WUOMFM

Penn State

MSU Belmont Tower
EMMA WINOWIECKI / Michigan Radio

This week, an article in The Atlantic blasted Michigan State University for its handling of nearly every aspect of the Larry Nassar scandal. Nassar is the former MSU physician who sexually abused girls and young women despite complaints that date back to 1997. The article focused on how MSU is “botching its reputation rehab.”

One of the experts interviewed for the article is Jeff Hunt. He is a partner and co-founder of PulsePoint Group and the author of the book, Brand Under Fire: A New Playbook for Crisis Management in the Digital Age.

Larry Nassar in court with his attorneys, Shannon Smith and Matthew Newburg.
Kate Wells / Michigan Radio

USA Gymnastics’ top board members have resigned. Michigan State University President Lou Anna Simon is being pressured to resign. And there are calls for reviews and investigations into how a sports doctor could sexually abuse girls and women for so long, while no one was aware or willing to speak up.

How could these adults and these institutions fail so many children?

Michigan Radio sports commentator John U. Bacon says the University of Michigan and Michigan State University are inadvertently benefiting from sanctions handed down against Penn State today.  

When an 85-year old man dies, you cannot call it a tragedy.  Sad, yes, but tragic, no.  

But Joe Paterno’s passing might be an exception.  Born in Brooklyn in 1926, he enrolled at Brown University, where he played quarterback.
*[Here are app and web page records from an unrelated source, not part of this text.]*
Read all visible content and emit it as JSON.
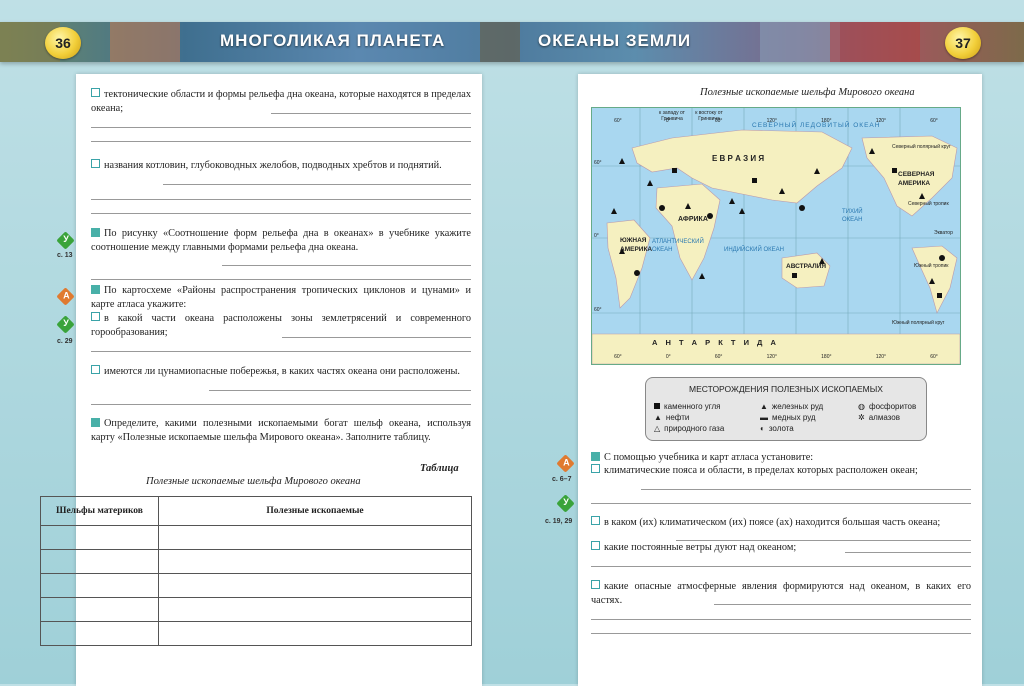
{
  "header": {
    "left_page_number": "36",
    "right_page_number": "37",
    "left_title": "МНОГОЛИКАЯ ПЛАНЕТА",
    "right_title": "ОКЕАНЫ ЗЕМЛИ"
  },
  "left_page": {
    "q1": "тектонические области и формы рельефа дна океана, которые находятся в пределах океана;",
    "q2": "названия котловин, глубоководных желобов, подводных хребтов и поднятий.",
    "q3": "По рисунку «Соотношение форм рельефа дна в океанах» в учебнике укажите соотношение между главными формами рельефа дна океана.",
    "q4": "По картосхеме «Районы распространения тропических циклонов и цунами» и карте атласа укажите:",
    "q5": "в какой части океана расположены зоны землетрясений и современного горообразования;",
    "q6": "имеются ли цунамиопасные побережья, в каких частях океана они расположены.",
    "q7": "Определите, какими полезными ископаемыми богат шельф океана, используя карту «Полезные ископаемые шельфа Мирового океана». Заполните таблицу.",
    "table_label": "Таблица",
    "table_caption": "Полезные ископаемые шельфа Мирового океана",
    "table_headers": [
      "Шельфы материков",
      "Полезные ископаемые"
    ],
    "refs": [
      "с. 13",
      "с. 29"
    ]
  },
  "right_page": {
    "map_title": "Полезные ископаемые шельфа Мирового океана",
    "map_labels": {
      "west": "к западу от Гринвича",
      "east": "к востоку от Гринвича",
      "arctic": "СЕВЕРНЫЙ ЛЕДОВИТЫЙ ОКЕАН",
      "eurasia": "Е В Р А З И Я",
      "africa": "АФРИКА",
      "n_america": "СЕВЕРНАЯ АМЕРИКА",
      "s_america": "ЮЖНАЯ АМЕРИКА",
      "australia": "АВСТРАЛИЯ",
      "antarctica": "А Н Т А Р К Т И Д А",
      "atlantic": "АТЛАНТИЧЕСКИЙ ОКЕАН",
      "indian": "ИНДИЙСКИЙ ОКЕАН",
      "pacific": "ТИХИЙ ОКЕАН",
      "arctic_circle": "Северный полярный круг",
      "n_tropic": "Северный тропик",
      "equator": "Экватор",
      "s_tropic": "Южный тропик",
      "antarctic_circle": "Южный полярный круг",
      "top_degrees": [
        "60°",
        "0°",
        "60°",
        "120°",
        "180°",
        "120°",
        "60°"
      ],
      "bottom_degrees": [
        "60°",
        "0°",
        "60°",
        "120°",
        "180°",
        "120°",
        "60°"
      ],
      "lat_deg": [
        "60°",
        "0°",
        "60°"
      ]
    },
    "legend_title": "МЕСТОРОЖДЕНИЯ ПОЛЕЗНЫХ ИСКОПАЕМЫХ",
    "legend": [
      "каменного угля",
      "нефти",
      "природного газа",
      "железных руд",
      "медных руд",
      "золота",
      "фосфоритов",
      "алмазов"
    ],
    "q1": "С помощью учебника и карт атласа установите:",
    "q2": "климатические пояса и области, в пределах которых расположен океан;",
    "q3": "в каком (их) климатическом (их) поясе (ах) находится большая часть океана;",
    "q4": "какие постоянные ветры дуют над океаном;",
    "q5": "какие опасные атмосферные явления формируются над океаном, в каких его частях.",
    "refs": [
      "с. 6–7",
      "с. 19, 29"
    ]
  }
}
He still holds a school record -- for interceptions -- with 14. 

After graduating, Paterno was supposed to go to law school, but instead followed his coach, Rip Engle, to Penn State.  
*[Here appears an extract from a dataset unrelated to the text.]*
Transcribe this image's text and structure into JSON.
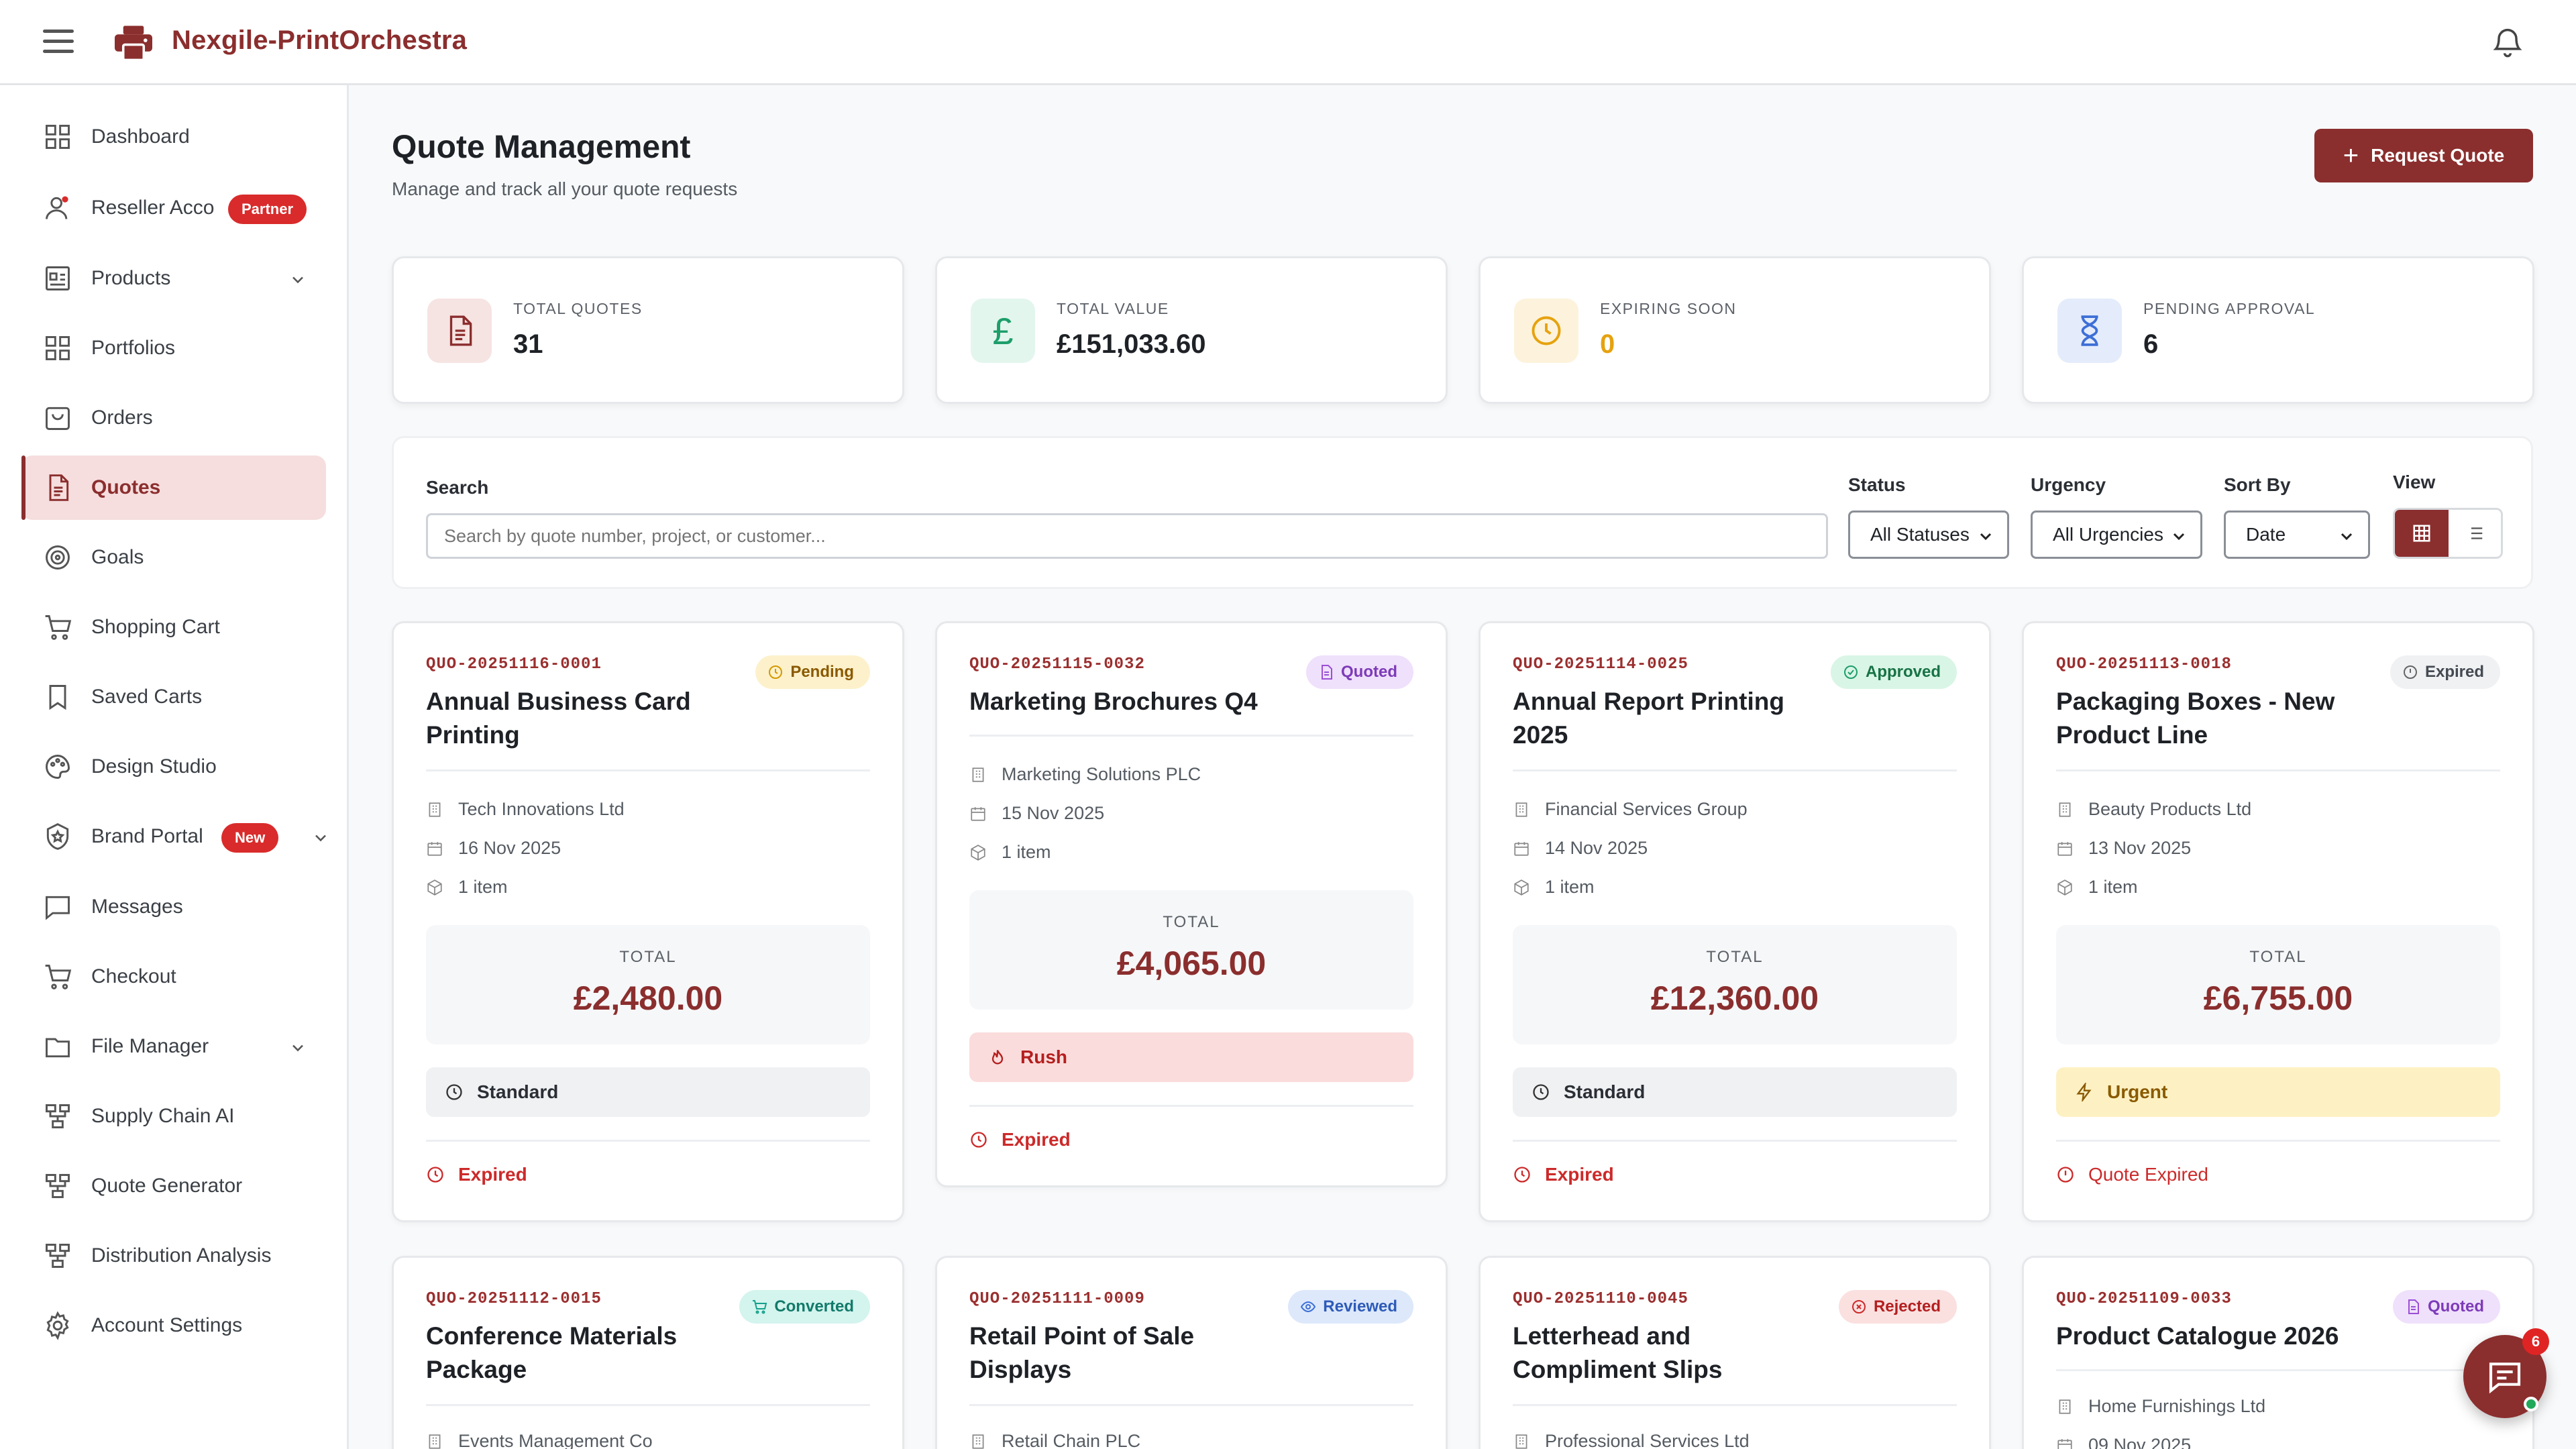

His father was beside himself.  “For God’s sake, what did you go to college for?”  That was 1950.  62 years later, that’s where Joe Paterno died. 

user audreyjm529 / Flickr

College football coaches are far from the richest people in sports, but they could be the most powerful.  That might seem far-fetched, but not to the disciples of Bear Bryant, Woody Hayes, and Tom Osborne, among others, who rose to become almost spiritual leaders at their schools.   

At University of Michigan President James Duderstadt’s retirement banquet in 1996, he said being president wasn’t easy, but it came with some nice perks.  He even got to meet the man thousands of people considered God.  “No,” he said, “not Bo Schembechler, but the Dalai Lama.”